§ Task description
Only the text belongs in the copy: repeat each record exactly, without pictures.

§ Supplied material
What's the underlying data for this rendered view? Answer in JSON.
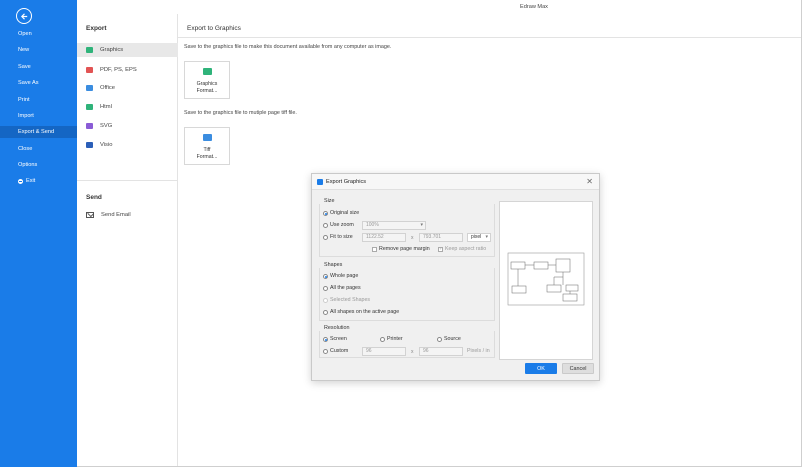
{
  "app": {
    "title": "Edraw Max"
  },
  "sidebar": {
    "items": [
      "Open",
      "New",
      "Save",
      "Save As",
      "Print",
      "Import",
      "Export & Send",
      "Close",
      "Options",
      "Exit"
    ],
    "active": "Export & Send"
  },
  "middle": {
    "export_heading": "Export",
    "export_items": [
      {
        "label": "Graphics",
        "icon": "graphics-icon",
        "color": "#2fb37a"
      },
      {
        "label": "PDF, PS, EPS",
        "icon": "pdf-icon",
        "color": "#e25454"
      },
      {
        "label": "Office",
        "icon": "office-icon",
        "color": "#3b8de0"
      },
      {
        "label": "Html",
        "icon": "html-icon",
        "color": "#2fb37a"
      },
      {
        "label": "SVG",
        "icon": "svg-icon",
        "color": "#8a5cd6"
      },
      {
        "label": "Visio",
        "icon": "visio-icon",
        "color": "#2b5fb8"
      }
    ],
    "send_heading": "Send",
    "send_items": [
      {
        "label": "Send Email",
        "icon": "mail-icon"
      }
    ]
  },
  "main": {
    "title": "Export to Graphics",
    "desc_graphics": "Save to the graphics file to make this document available from any computer as image.",
    "card_graphics": "Graphics\nFormat...",
    "desc_tiff": "Save to the graphics file to mutiple page tiff file.",
    "card_tiff": "Tiff\nFormat..."
  },
  "dialog": {
    "title": "Export Graphics",
    "close": "✕",
    "size": {
      "label": "Size",
      "original": "Original size",
      "use_zoom": "Use zoom",
      "zoom_value": "100%",
      "fit_to_size": "Fit to size",
      "width": "1122.52",
      "times": "x",
      "height": "793.701",
      "unit": "pixel",
      "remove_margin": "Remove page margin",
      "keep_aspect": "Keep aspect ratio"
    },
    "shapes": {
      "label": "Shapes",
      "whole_page": "Whole page",
      "all_pages": "All the pages",
      "selected_shapes": "Selected Shapes",
      "all_active": "All shapes on the active page"
    },
    "resolution": {
      "label": "Resolution",
      "screen": "Screen",
      "printer": "Printer",
      "source": "Source",
      "custom": "Custom",
      "x_value": "96",
      "times": "x",
      "y_value": "96",
      "unit": "Pixels / in"
    },
    "ok": "OK",
    "cancel": "Cancel"
  }
}
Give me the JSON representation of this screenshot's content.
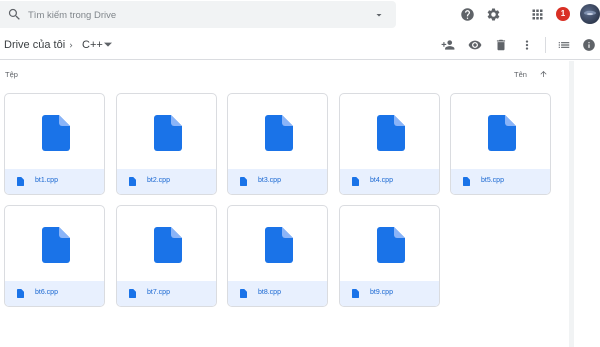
{
  "search": {
    "placeholder": "Tìm kiếm trong Drive"
  },
  "header": {
    "notification_count": "1"
  },
  "breadcrumb": {
    "root": "Drive của tôi",
    "current": "C++"
  },
  "list": {
    "files_heading": "Tệp",
    "sort_label": "Tên"
  },
  "files": [
    {
      "name": "bt1.cpp"
    },
    {
      "name": "bt2.cpp"
    },
    {
      "name": "bt3.cpp"
    },
    {
      "name": "bt4.cpp"
    },
    {
      "name": "bt5.cpp"
    },
    {
      "name": "bt6.cpp"
    },
    {
      "name": "bt7.cpp"
    },
    {
      "name": "bt8.cpp"
    },
    {
      "name": "bt9.cpp"
    }
  ],
  "icons": {
    "search": "search-icon",
    "search_options": "search-options-icon",
    "help": "help-icon",
    "settings": "gear-icon",
    "apps": "apps-grid-icon",
    "share": "add-person-icon",
    "preview": "eye-icon",
    "delete": "trash-icon",
    "more": "more-vert-icon",
    "list_view": "list-view-icon",
    "info": "info-icon",
    "file": "document-icon"
  },
  "colors": {
    "accent": "#1a73e8",
    "file_icon": "#1a73e8",
    "footer_bg": "#e8f0fe",
    "notification": "#d93025"
  }
}
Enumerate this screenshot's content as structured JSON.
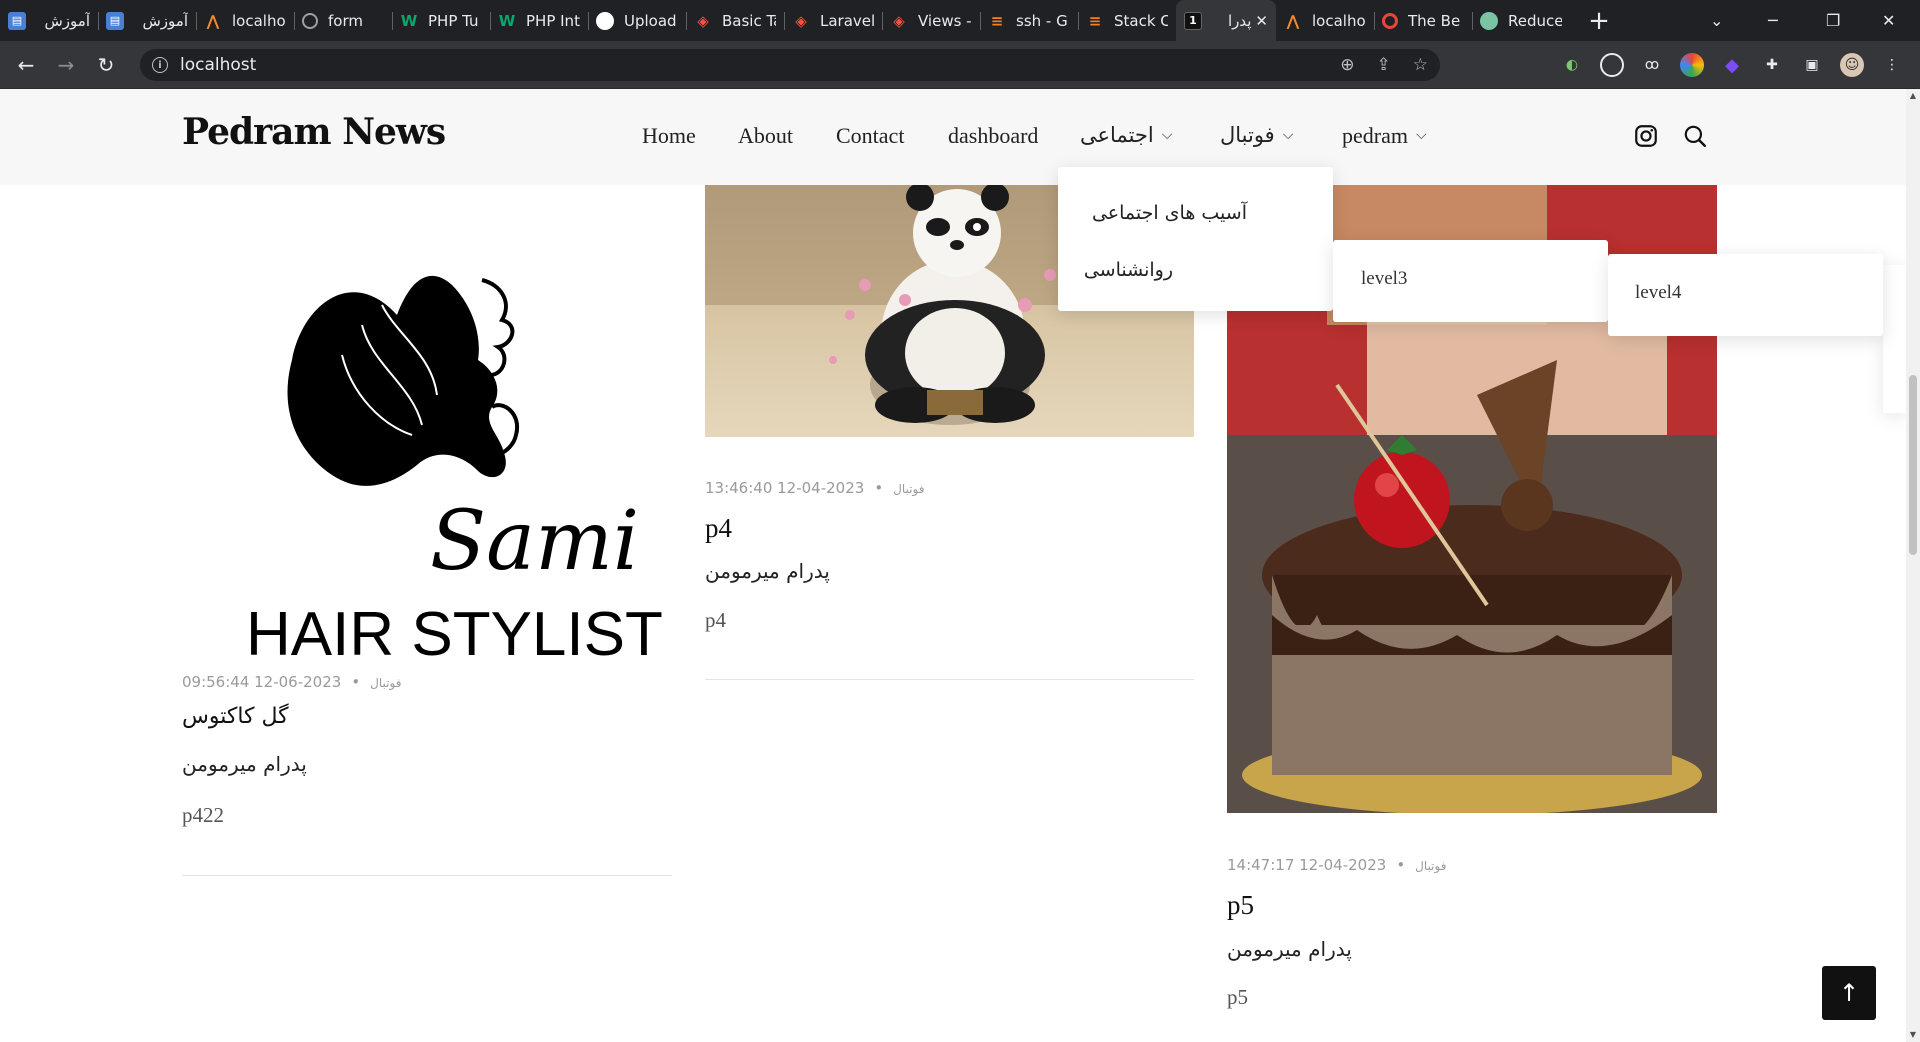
{
  "browser": {
    "tabs": [
      {
        "label": "آموزش",
        "icon": "blue-doc-icon",
        "color": "#4a7fd6"
      },
      {
        "label": "آموزش",
        "icon": "blue-doc-icon",
        "color": "#4a7fd6"
      },
      {
        "label": "localho",
        "icon": "xampp-icon",
        "color": "#f28b30"
      },
      {
        "label": "form",
        "icon": "globe-icon",
        "color": "#9aa0a6"
      },
      {
        "label": "PHP Tu",
        "icon": "w3schools-icon",
        "color": "#04aa6d"
      },
      {
        "label": "PHP Int",
        "icon": "w3schools-icon",
        "color": "#04aa6d"
      },
      {
        "label": "Upload",
        "icon": "github-icon",
        "color": "#ffffff"
      },
      {
        "label": "Basic Ta",
        "icon": "laravel-icon",
        "color": "#f05340"
      },
      {
        "label": "Laravel",
        "icon": "laravel-icon",
        "color": "#f05340"
      },
      {
        "label": "Views -",
        "icon": "laravel-icon",
        "color": "#f05340"
      },
      {
        "label": "ssh - G",
        "icon": "stackoverflow-icon",
        "color": "#f48024"
      },
      {
        "label": "Stack C",
        "icon": "stackoverflow-icon",
        "color": "#f48024"
      },
      {
        "label": "پدرا",
        "icon": "page-icon",
        "color": "#111111",
        "active": true
      },
      {
        "label": "localho",
        "icon": "xampp-icon",
        "color": "#f28b30"
      },
      {
        "label": "The Be",
        "icon": "target-icon",
        "color": "#e8453c"
      },
      {
        "label": "Reduce",
        "icon": "earth-icon",
        "color": "#7ac4a4"
      }
    ],
    "active_close": "✕",
    "new_tab": "+",
    "url": "localhost"
  },
  "site": {
    "brand": "Pedram News",
    "menu": {
      "home": "Home",
      "about": "About",
      "contact": "Contact",
      "dashboard": "dashboard",
      "social": "اجتماعی",
      "football": "فوتبال",
      "pedram": "pedram"
    },
    "dropdown": {
      "item1": "آسیب های اجتماعی",
      "item2": "روانشناسی",
      "level3": "level3",
      "level4": "level4"
    },
    "back_to_top": "↑"
  },
  "posts": [
    {
      "image_text_script": "Sami",
      "image_text_caption": "HAIR STYLIST",
      "date": "09:56:44 12-06-2023",
      "category": "فوتبال",
      "title": "گل کاکتوس",
      "author": "پدرام میرمومن",
      "body": "p422"
    },
    {
      "date": "13:46:40 12-04-2023",
      "category": "فوتبال",
      "title": "p4",
      "author": "پدرام میرمومن",
      "body": "p4"
    },
    {
      "date": "14:47:17 12-04-2023",
      "category": "فوتبال",
      "title": "p5",
      "author": "پدرام میرمومن",
      "body": "p5"
    }
  ]
}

§ Your solution
What's the underlying data for this rendered view? Answer in JSON.
{
  "app": {
    "title": "Edraw Max"
  },
  "sidebar": {
    "items": [
      "Open",
      "New",
      "Save",
      "Save As",
      "Print",
      "Import",
      "Export & Send",
      "Close",
      "Options",
      "Exit"
    ],
    "active": "Export & Send"
  },
  "middle": {
    "export_heading": "Export",
    "export_items": [
      {
        "label": "Graphics",
        "icon": "graphics-icon",
        "color": "#2fb37a"
      },
      {
        "label": "PDF, PS, EPS",
        "icon": "pdf-icon",
        "color": "#e25454"
      },
      {
        "label": "Office",
        "icon": "office-icon",
        "color": "#3b8de0"
      },
      {
        "label": "Html",
        "icon": "html-icon",
        "color": "#2fb37a"
      },
      {
        "label": "SVG",
        "icon": "svg-icon",
        "color": "#8a5cd6"
      },
      {
        "label": "Visio",
        "icon": "visio-icon",
        "color": "#2b5fb8"
      }
    ],
    "send_heading": "Send",
    "send_items": [
      {
        "label": "Send Email",
        "icon": "mail-icon"
      }
    ]
  },
  "main": {
    "title": "Export to Graphics",
    "desc_graphics": "Save to the graphics file to make this document available from any computer as image.",
    "card_graphics": "Graphics\nFormat...",
    "desc_tiff": "Save to the graphics file to mutiple page tiff file.",
    "card_tiff": "Tiff\nFormat..."
  },
  "dialog": {
    "title": "Export Graphics",
    "close": "✕",
    "size": {
      "label": "Size",
      "original": "Original size",
      "use_zoom": "Use zoom",
      "zoom_value": "100%",
      "fit_to_size": "Fit to size",
      "width": "1122.52",
      "times": "x",
      "height": "793.701",
      "unit": "pixel",
      "remove_margin": "Remove page margin",
      "keep_aspect": "Keep aspect ratio"
    },
    "shapes": {
      "label": "Shapes",
      "whole_page": "Whole page",
      "all_pages": "All the pages",
      "selected_shapes": "Selected Shapes",
      "all_active": "All shapes on the active page"
    },
    "resolution": {
      "label": "Resolution",
      "screen": "Screen",
      "printer": "Printer",
      "source": "Source",
      "custom": "Custom",
      "x_value": "96",
      "times": "x",
      "y_value": "96",
      "unit": "Pixels / in"
    },
    "ok": "OK",
    "cancel": "Cancel"
  }
}
Give me the JSON representation of this screenshot's content.
{
  "search": {
    "placeholder": "Tìm kiếm trong Drive"
  },
  "header": {
    "notification_count": "1"
  },
  "breadcrumb": {
    "root": "Drive của tôi",
    "current": "C++"
  },
  "list": {
    "files_heading": "Tệp",
    "sort_label": "Tên"
  },
  "files": [
    {
      "name": "bt1.cpp"
    },
    {
      "name": "bt2.cpp"
    },
    {
      "name": "bt3.cpp"
    },
    {
      "name": "bt4.cpp"
    },
    {
      "name": "bt5.cpp"
    },
    {
      "name": "bt6.cpp"
    },
    {
      "name": "bt7.cpp"
    },
    {
      "name": "bt8.cpp"
    },
    {
      "name": "bt9.cpp"
    }
  ],
  "icons": {
    "search": "search-icon",
    "search_options": "search-options-icon",
    "help": "help-icon",
    "settings": "gear-icon",
    "apps": "apps-grid-icon",
    "share": "add-person-icon",
    "preview": "eye-icon",
    "delete": "trash-icon",
    "more": "more-vert-icon",
    "list_view": "list-view-icon",
    "info": "info-icon",
    "file": "document-icon"
  },
  "colors": {
    "accent": "#1a73e8",
    "file_icon": "#1a73e8",
    "footer_bg": "#e8f0fe",
    "notification": "#d93025"
  }
}
Enumerate this screenshot's content as structured JSON.
{
  "browser": {
    "tabs": [
      {
        "label": "آموزش",
        "icon": "blue-doc-icon",
        "color": "#4a7fd6"
      },
      {
        "label": "آموزش",
        "icon": "blue-doc-icon",
        "color": "#4a7fd6"
      },
      {
        "label": "localho",
        "icon": "xampp-icon",
        "color": "#f28b30"
      },
      {
        "label": "form",
        "icon": "globe-icon",
        "color": "#9aa0a6"
      },
      {
        "label": "PHP Tu",
        "icon": "w3schools-icon",
        "color": "#04aa6d"
      },
      {
        "label": "PHP Int",
        "icon": "w3schools-icon",
        "color": "#04aa6d"
      },
      {
        "label": "Upload",
        "icon": "github-icon",
        "color": "#ffffff"
      },
      {
        "label": "Basic Ta",
        "icon": "laravel-icon",
        "color": "#f05340"
      },
      {
        "label": "Laravel",
        "icon": "laravel-icon",
        "color": "#f05340"
      },
      {
        "label": "Views -",
        "icon": "laravel-icon",
        "color": "#f05340"
      },
      {
        "label": "ssh - G",
        "icon": "stackoverflow-icon",
        "color": "#f48024"
      },
      {
        "label": "Stack C",
        "icon": "stackoverflow-icon",
        "color": "#f48024"
      },
      {
        "label": "پدرا",
        "icon": "page-icon",
        "color": "#111111",
        "active": true
      },
      {
        "label": "localho",
        "icon": "xampp-icon",
        "color": "#f28b30"
      },
      {
        "label": "The Be",
        "icon": "target-icon",
        "color": "#e8453c"
      },
      {
        "label": "Reduce",
        "icon": "earth-icon",
        "color": "#7ac4a4"
      }
    ],
    "active_close": "✕",
    "new_tab": "+",
    "url": "localhost"
  },
  "site": {
    "brand": "Pedram News",
    "menu": {
      "home": "Home",
      "about": "About",
      "contact": "Contact",
      "dashboard": "dashboard",
      "social": "اجتماعی",
      "football": "فوتبال",
      "pedram": "pedram"
    },
    "dropdown": {
      "item1": "آسیب های اجتماعی",
      "item2": "روانشناسی",
      "level3": "level3",
      "level4": "level4"
    },
    "back_to_top": "↑"
  },
  "posts": [
    {
      "image_text_script": "Sami",
      "image_text_caption": "HAIR STYLIST",
      "date": "09:56:44 12-06-2023",
      "category": "فوتبال",
      "title": "گل کاکتوس",
      "author": "پدرام میرمومن",
      "body": "p422"
    },
    {
      "date": "13:46:40 12-04-2023",
      "category": "فوتبال",
      "title": "p4",
      "author": "پدرام میرمومن",
      "body": "p4"
    },
    {
      "date": "14:47:17 12-04-2023",
      "category": "فوتبال",
      "title": "p5",
      "author": "پدرام میرمومن",
      "body": "p5"
    }
  ]
}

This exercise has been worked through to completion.